▼▼▼
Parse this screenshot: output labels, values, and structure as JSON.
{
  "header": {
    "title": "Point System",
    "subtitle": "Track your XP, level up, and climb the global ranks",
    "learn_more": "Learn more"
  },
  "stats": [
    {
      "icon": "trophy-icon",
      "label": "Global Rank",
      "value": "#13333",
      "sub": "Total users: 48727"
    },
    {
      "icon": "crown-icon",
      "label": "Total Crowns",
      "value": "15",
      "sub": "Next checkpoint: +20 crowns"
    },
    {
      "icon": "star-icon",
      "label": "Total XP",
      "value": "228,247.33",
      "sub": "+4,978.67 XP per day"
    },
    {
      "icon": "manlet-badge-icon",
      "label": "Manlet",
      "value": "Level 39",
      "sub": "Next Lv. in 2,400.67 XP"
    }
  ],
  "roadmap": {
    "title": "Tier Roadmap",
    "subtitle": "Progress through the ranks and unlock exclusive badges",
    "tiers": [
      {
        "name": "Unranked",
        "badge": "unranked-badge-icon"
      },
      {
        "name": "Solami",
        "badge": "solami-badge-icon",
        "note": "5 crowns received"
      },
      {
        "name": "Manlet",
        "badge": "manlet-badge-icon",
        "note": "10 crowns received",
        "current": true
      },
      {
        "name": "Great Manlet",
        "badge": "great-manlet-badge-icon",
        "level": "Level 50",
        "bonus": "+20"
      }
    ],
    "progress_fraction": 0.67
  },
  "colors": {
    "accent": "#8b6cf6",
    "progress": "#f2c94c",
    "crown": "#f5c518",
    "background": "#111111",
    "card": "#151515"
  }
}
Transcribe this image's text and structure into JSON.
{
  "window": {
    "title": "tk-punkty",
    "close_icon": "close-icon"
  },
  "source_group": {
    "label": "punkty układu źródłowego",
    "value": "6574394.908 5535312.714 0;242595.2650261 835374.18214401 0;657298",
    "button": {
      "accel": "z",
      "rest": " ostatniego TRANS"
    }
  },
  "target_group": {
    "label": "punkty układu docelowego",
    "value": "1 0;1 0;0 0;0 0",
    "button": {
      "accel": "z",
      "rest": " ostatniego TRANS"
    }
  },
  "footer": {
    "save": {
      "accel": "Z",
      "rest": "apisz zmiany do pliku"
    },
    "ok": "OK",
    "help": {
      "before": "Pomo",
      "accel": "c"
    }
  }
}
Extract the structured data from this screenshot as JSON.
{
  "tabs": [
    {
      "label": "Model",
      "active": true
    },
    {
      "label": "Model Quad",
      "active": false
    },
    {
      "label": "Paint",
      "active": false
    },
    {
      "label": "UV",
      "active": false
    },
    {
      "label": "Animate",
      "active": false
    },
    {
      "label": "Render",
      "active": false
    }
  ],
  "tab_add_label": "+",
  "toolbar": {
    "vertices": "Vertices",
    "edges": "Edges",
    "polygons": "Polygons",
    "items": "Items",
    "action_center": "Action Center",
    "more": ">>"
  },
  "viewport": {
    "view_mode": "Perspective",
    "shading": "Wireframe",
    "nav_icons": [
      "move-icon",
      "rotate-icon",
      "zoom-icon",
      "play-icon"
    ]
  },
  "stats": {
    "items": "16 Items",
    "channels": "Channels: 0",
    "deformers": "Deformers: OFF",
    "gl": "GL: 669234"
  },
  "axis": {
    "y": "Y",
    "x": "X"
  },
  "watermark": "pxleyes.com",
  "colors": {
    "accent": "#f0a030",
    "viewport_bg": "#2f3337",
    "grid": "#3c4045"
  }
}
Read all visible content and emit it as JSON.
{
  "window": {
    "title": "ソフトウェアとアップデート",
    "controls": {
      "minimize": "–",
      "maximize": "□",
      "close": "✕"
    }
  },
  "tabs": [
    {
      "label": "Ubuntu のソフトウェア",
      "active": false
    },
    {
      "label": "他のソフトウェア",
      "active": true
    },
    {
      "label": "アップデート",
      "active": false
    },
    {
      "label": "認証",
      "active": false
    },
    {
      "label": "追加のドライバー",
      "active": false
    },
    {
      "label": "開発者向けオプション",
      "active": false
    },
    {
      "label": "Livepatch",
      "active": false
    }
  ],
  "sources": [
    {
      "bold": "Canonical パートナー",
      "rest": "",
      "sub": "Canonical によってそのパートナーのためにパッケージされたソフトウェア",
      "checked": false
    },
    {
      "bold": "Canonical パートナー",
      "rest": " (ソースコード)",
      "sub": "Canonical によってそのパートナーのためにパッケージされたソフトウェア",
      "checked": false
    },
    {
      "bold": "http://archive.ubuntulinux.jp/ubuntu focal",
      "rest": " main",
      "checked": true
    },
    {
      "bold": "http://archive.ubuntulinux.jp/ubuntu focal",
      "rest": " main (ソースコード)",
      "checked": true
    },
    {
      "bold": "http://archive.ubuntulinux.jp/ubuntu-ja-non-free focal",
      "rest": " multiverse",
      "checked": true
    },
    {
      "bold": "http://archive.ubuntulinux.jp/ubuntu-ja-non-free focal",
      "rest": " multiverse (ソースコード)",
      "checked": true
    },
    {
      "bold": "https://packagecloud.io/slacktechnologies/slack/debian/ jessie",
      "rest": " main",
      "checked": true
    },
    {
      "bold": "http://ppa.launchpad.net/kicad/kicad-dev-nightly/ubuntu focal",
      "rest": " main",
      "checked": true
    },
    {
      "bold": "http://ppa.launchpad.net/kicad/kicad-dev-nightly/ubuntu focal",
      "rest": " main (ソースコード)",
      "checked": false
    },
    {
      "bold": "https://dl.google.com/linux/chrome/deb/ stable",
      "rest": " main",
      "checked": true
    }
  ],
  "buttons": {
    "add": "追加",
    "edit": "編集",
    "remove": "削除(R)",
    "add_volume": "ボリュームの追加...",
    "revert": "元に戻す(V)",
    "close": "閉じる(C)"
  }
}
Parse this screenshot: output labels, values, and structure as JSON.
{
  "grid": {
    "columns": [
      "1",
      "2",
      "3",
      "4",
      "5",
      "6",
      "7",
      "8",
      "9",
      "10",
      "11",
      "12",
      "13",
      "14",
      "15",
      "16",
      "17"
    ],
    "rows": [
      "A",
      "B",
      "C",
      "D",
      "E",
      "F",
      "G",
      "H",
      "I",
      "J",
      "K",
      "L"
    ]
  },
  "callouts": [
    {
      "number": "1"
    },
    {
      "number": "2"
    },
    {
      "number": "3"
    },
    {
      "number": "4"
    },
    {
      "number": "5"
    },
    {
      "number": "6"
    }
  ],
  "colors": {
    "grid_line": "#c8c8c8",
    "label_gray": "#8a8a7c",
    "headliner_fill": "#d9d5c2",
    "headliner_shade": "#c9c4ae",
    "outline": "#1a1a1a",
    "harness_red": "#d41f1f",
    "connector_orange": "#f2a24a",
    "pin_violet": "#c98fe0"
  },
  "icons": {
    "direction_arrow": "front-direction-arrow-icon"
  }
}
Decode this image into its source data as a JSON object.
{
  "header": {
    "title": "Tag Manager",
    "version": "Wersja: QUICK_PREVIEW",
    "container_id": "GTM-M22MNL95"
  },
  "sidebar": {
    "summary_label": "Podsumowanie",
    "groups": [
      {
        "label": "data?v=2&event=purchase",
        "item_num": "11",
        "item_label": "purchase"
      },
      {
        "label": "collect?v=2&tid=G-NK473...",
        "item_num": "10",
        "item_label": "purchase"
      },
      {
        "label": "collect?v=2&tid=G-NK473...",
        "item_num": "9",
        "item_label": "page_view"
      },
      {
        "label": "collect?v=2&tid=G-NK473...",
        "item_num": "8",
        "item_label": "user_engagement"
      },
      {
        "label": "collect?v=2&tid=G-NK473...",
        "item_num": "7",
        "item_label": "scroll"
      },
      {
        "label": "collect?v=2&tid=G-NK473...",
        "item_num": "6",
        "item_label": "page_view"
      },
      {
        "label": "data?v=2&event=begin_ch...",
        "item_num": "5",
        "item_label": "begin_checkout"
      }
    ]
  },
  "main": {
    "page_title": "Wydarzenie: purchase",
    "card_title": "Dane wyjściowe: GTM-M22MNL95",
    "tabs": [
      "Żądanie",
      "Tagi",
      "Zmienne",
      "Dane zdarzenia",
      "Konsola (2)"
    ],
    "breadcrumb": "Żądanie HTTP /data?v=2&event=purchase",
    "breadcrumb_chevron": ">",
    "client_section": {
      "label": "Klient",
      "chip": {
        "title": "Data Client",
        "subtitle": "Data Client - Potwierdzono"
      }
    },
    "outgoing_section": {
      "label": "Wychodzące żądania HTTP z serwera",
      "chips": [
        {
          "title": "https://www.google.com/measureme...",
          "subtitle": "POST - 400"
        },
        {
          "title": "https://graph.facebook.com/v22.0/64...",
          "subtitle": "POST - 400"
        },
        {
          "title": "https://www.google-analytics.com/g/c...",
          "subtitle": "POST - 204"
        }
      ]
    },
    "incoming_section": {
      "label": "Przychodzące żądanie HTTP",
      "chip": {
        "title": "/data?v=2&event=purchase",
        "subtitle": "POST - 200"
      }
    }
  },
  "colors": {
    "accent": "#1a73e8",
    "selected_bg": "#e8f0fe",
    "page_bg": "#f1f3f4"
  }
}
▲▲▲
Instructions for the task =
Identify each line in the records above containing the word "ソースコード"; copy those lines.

Written answer =
      "rest": " (ソースコード)",
      "rest": " main (ソースコード)",
      "rest": " multiverse (ソースコード)",
      "rest": " main (ソースコード)",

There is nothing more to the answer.